Finally, some megastar albums come out — Maroon 5‘s V and Jeezy‘s Seen It All: The Autobiography — but they move the overall sales needle not even a tiny bit. Album sales are still down 15 percent, track sales are still down 13 percent, and so it shall probably be through the rest of the year.
HOW RICH WOULD MAROON 5 AND JEEZY HAVE BEEN IN 1994?: From a sales perspective, the record industry has two huge problems: First, too few hit albums are coming out, leaving retreads such as the Guardians of the Galaxy soundtrack (53,000 sales, an increase of 10 percent, jumping from Number Two to Number Three) and various NOW compilations to dominate the charts. Second, when sure things actually come out, they sell fewer than they should, then drop quickly off the charts — how could anybody engineer a bigger hit band than Maroon 5, whose V hit Number One but sold just 164,000 copies? (It’s possible Maroon 5 may stick around longer than most; “Animals” jumped 38 slots on BigChampagne’s most recent Ultimate Chart, which often predicts future hits.) In second place is another should-be blockbuster, rapper Jeezy’s Seen It All: The Autobiography, which starts at Number Two, selling just 121,000.
THIS MAY EXPLAIN WHY MY NEIGHBOR HAS BEEN CRANKING “STIR IT UP” ALL WEEK: Top 10 sales are so ridiculously low that it’s possible to goose a super-old album with a sale price and push it back to the Top 10 for the first time in decades — Google Play slashed Bob Marley and the Wailers’ Legend from $8 to 99 cents, and the album promptly sold 41,000 copies, an increase of 1,166 percent, boosting it from Number 100 to Number Five. This sort of thing would have been absolutely impossible even five years ago, when it took at least a few hundred thousand copies to get to the top.

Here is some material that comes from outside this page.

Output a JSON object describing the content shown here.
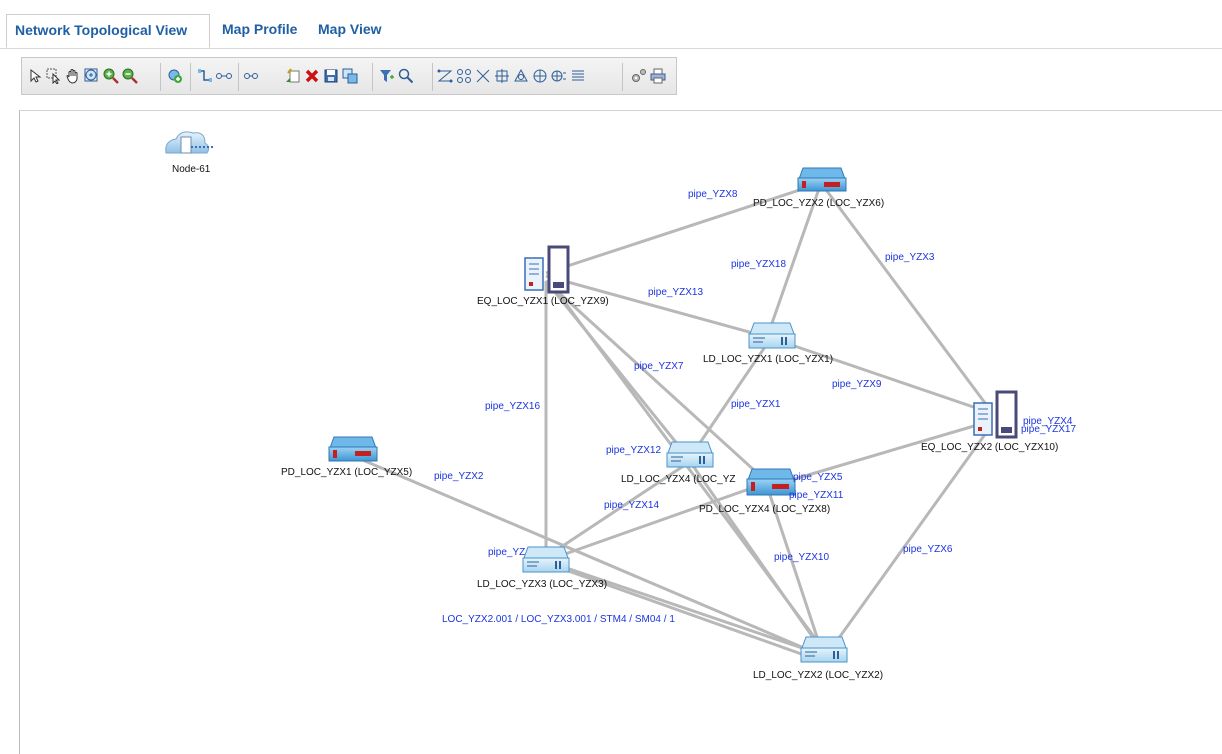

OR YOU COULD JUST DELIVER THE ALBUM FOR FREE TO OUR ITUNES: And speaking of sales, Miranda Lambert‘s Platinum went for $6.99 last week via both iTunes and Amazon MP3, and while it hasn’t returned to the overall Billboard Top 10, it zoomed into seventh place on iTunes’ albums list. I think the message here is obvious: If you’re going to put something on sale, put it on sale. None of this $6.99 stuff. Our price, as consumers, for returning Bob Marley to the Top 10 is 99 cents!